Beginnings of Oval Sampler

Getting those stakes to turn up at the beginning is a real challenge and is a constant battle for the first few rows of any basket. It's called 'upsetting' the stakes. I'm not sure of the origin of the term 'upsett' but there you go. One must be tough and just really let the reed know where it has to go! In this instance size is important because there is a handle that much fit the basket in the end. We had a choice of colors and I remained trued to those more earthy tones....

Stakes upsett at last 

Tidal Wave from the day before was woven over one, under two. Oval Sampler is over two, under two. It was hard to switch gears and I had to unweave and correct several times. I don't switch gears easily at all. VERY frustrating!!

Twining and French randing

I got so involved in my weaving that I forgot to take more photos of the progression. After the first bit of colored reed we switched to natural reed. This section has a row of triple twining, reverse triple twining, French randing, 4-rod wale, French randing, triple twining and reverse triple twining. You can see how I forgot about the camera! Triple twining uses three lengths of reed at the same time. By alternating the pieces you get that nice twisted bit just above the green reed. Then by twining under rather than over that nice 'arrow' design appears. This was repeated at the top which is really the same size as the first two rows of twining but the camera was a bit tilted. Oops. The center twisted bit is four lengths of reed twined together. That makes the twist a bit thicker but it is really accomplished in much the same manner as the triple twining. Now the French randing is another story altogether! Here's a photo of the inside of the French randing.

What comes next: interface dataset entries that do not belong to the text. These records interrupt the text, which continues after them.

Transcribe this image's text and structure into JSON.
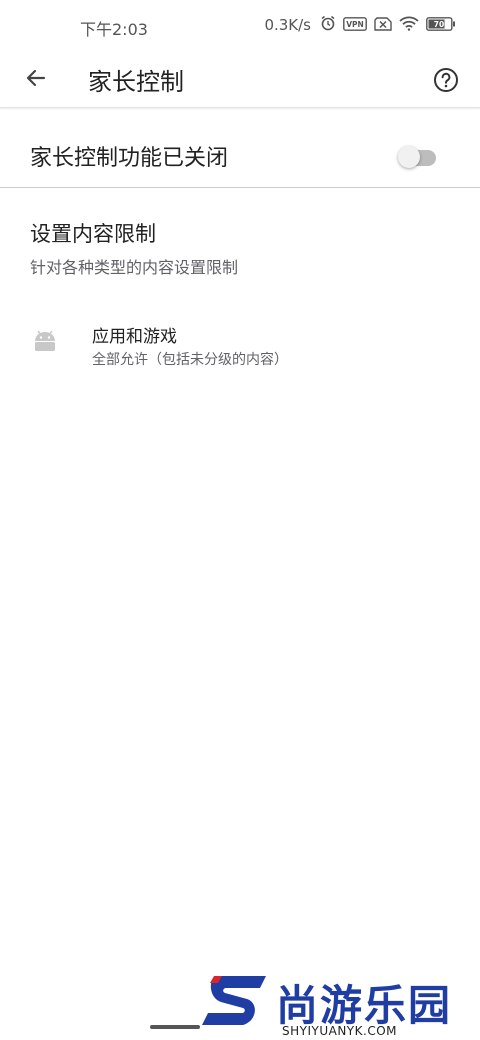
{
  "status_bar": {
    "time": "下午2:03",
    "net_speed": "0.3K/s",
    "vpn_label": "VPN",
    "battery_level": "70",
    "icons": [
      "alarm-icon",
      "vpn-icon",
      "sim-off-icon",
      "wifi-icon",
      "battery-icon"
    ]
  },
  "app_bar": {
    "title": "家长控制",
    "back_icon": "arrow-back-icon",
    "help_icon": "help-circle-icon"
  },
  "master_switch": {
    "label": "家长控制功能已关闭",
    "enabled": false
  },
  "section": {
    "title": "设置内容限制",
    "subtitle": "针对各种类型的内容设置限制"
  },
  "items": [
    {
      "icon": "android-icon",
      "title": "应用和游戏",
      "summary": "全部允许（包括未分级的内容）"
    }
  ],
  "watermark": {
    "text": "尚游乐园",
    "url": "SHYIYUANYK.COM"
  },
  "colors": {
    "watermark_blue": "#1f3da3",
    "watermark_red": "#d9262e",
    "switch_track": "#bdbdbd",
    "divider": "#cfcfcf"
  }
}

French randing from the back

If you look closely you will see that the weaving is actually short lengths at an angle. Each piece begins in front of one stake then under, over, under and ends in front of the fifth stake. That leaves a cut end behind every stake top and bottom but it looks really neat on the outside of the basket! 8^) The twining is important here because it helps lock the randing into place and keeps the basket a bit more sturdy. Next another section of color and then a 4-rod wale edge which was all new to me. Here I'm working on the second row of 4-rod wale.

4-rod wale edging

After that every other stake was cut away at the top and those left were tucked to the inside of the basket. The handle was inserted on each end. Yea!! It fits!

Handle inserted

An inner rim lashed to the basket holds the handle into place and poof! another basket is done! It only took all morning, all afternoon and into the first bit of the evening to make the whole thing. Next time you look at a basket don't assume it's as simple as it looks!!

Oval Sampler

At this point my hands were starting to feel pretty raw. In the shower the next morning it really stung when the water hit my hands. Bring on the lotion, a LOT of lotion, because there is more weaving to do!